movement was completed by 9 a.m. under heavy fire, but the
casualties had also been heavy (Massey being wounded and Captain
G. A. Potts, M.C., assuming command) and a further withdrawal
was ordered to a line which had been dug some two hundred yards
in rear by the 4th King's Shropshire Light Infantry. This position
was also turned by the enemy and, as the battalion's flanks had
been left uncovered by the retirement of other units, the retreat had
to be resumed at n.30 a.m., the battalion marching to Fremicourt.
Constant fighting had thus continued for six hours; but, although
the battalion lost nearly half its strength and could not hold its
ground, it was the brigade commander's opinion that it inflicted
far heavier casualties on the Germans, who pressed on in mass
formation and offered the best of targets. At
p.m. the brigade
marched four miles from Fremicourt to Bihucourt, where it arrived
at about 3.30 p.m., the nth Battalion collecting its stragglers and
moving on to Savoy Camp near Biefvillers-les-Bapaume, where a
peaceful night was spent.
Early in the afternoon of 24th March the battalion moved out
and dug itself in on the BiefviUers-Sapignies spur on the left flank
of the brigade. At about 9 a.m. on 25th March the Germans attacked
Sapignies, forced back the remnants of the division which was

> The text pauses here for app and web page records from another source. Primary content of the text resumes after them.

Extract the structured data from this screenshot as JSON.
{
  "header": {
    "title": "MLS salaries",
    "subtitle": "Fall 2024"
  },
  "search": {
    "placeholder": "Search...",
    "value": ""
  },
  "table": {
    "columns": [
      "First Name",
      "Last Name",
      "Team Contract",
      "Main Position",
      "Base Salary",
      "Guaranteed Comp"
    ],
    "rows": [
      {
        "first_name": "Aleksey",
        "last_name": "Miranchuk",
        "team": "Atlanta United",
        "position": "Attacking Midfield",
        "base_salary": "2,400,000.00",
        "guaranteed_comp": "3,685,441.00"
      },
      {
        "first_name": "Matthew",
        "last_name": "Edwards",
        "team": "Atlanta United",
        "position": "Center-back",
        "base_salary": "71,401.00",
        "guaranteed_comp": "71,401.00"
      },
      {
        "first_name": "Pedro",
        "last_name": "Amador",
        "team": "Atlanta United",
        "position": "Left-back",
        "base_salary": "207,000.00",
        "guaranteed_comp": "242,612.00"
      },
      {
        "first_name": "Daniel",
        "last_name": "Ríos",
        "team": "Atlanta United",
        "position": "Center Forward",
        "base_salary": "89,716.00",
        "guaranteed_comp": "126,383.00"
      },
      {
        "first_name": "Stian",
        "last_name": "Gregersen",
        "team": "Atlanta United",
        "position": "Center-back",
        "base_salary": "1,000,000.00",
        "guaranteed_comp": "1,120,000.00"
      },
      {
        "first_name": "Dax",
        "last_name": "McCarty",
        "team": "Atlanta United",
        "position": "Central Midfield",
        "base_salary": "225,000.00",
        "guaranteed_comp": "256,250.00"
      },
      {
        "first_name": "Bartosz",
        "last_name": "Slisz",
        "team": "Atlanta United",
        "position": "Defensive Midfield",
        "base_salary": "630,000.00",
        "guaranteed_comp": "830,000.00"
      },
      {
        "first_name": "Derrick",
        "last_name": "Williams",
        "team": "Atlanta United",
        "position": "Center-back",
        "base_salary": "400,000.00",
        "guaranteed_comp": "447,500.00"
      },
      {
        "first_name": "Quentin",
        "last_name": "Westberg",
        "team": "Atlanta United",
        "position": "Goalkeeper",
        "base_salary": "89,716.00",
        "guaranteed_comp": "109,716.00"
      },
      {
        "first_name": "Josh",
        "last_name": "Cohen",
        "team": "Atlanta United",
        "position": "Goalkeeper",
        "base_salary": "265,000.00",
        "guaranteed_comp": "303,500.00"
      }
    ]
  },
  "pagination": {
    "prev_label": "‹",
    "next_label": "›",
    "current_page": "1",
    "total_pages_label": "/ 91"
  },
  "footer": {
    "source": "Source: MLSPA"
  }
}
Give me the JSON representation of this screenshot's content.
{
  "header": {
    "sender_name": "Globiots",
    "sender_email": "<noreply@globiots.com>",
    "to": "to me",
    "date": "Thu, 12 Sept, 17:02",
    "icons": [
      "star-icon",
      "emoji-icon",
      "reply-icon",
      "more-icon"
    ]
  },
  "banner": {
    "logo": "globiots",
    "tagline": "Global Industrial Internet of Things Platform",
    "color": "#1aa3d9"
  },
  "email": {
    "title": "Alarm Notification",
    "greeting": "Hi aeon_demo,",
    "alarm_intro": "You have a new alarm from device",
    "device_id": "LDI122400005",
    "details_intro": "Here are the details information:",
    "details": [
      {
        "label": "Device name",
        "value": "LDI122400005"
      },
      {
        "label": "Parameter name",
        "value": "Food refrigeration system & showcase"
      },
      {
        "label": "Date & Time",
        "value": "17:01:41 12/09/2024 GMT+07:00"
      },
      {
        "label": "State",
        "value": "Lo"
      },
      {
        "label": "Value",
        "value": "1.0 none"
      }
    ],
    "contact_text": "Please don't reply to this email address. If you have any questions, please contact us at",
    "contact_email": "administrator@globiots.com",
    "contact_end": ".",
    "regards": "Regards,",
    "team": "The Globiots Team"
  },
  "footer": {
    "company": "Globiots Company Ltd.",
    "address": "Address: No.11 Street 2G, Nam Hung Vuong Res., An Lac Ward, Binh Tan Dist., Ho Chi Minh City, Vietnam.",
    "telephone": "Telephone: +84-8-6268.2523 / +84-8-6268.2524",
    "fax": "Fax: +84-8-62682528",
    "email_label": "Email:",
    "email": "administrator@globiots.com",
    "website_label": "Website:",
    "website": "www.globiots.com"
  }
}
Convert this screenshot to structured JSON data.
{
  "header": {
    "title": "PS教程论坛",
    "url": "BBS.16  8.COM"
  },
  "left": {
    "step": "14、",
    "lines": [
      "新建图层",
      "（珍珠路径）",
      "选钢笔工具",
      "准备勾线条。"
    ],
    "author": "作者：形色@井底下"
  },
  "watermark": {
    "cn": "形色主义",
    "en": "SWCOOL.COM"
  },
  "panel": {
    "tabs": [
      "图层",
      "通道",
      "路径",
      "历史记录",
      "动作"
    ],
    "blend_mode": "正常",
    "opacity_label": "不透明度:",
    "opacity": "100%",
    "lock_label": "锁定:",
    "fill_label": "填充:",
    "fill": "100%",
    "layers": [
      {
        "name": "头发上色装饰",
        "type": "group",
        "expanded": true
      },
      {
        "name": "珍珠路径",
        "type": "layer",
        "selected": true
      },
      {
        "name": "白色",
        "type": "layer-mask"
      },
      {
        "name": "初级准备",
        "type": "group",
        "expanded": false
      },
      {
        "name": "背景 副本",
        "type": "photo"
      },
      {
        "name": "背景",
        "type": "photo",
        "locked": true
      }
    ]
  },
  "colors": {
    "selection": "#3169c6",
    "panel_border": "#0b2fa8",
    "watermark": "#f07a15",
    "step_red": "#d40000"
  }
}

holding it and occupied the high ground to the west of the village.
This enabled them to install machine guns enfilading the position
held by the nth Battalion, whose left flank was thereby put in such
peril that the battalion had to withdraw by two stages to a position
nearer Bihucourt. Later, the right flank of the brigade was driven
back and the battalion returned to the old British line , won in 1916,
running along the south-west side of that village. At 2.30 p.m.,
order to conform with the dispositions of the troops on its right,
the battalion fell back to a line facing south-east about 1,000 yards
farther back. The Germans continued to press on and were seen
massing in Loupart Wood, some 2,000 yards south-west of Grevillers.
By 6 p.m. they had once again succeeded in bringing enfilade
machine-gun fire on to the right flank of the battalion, which
was therefore ordered to fall back to the old trench line east of
Achiet-Ie-Petit. Later in the evening the battalion was taken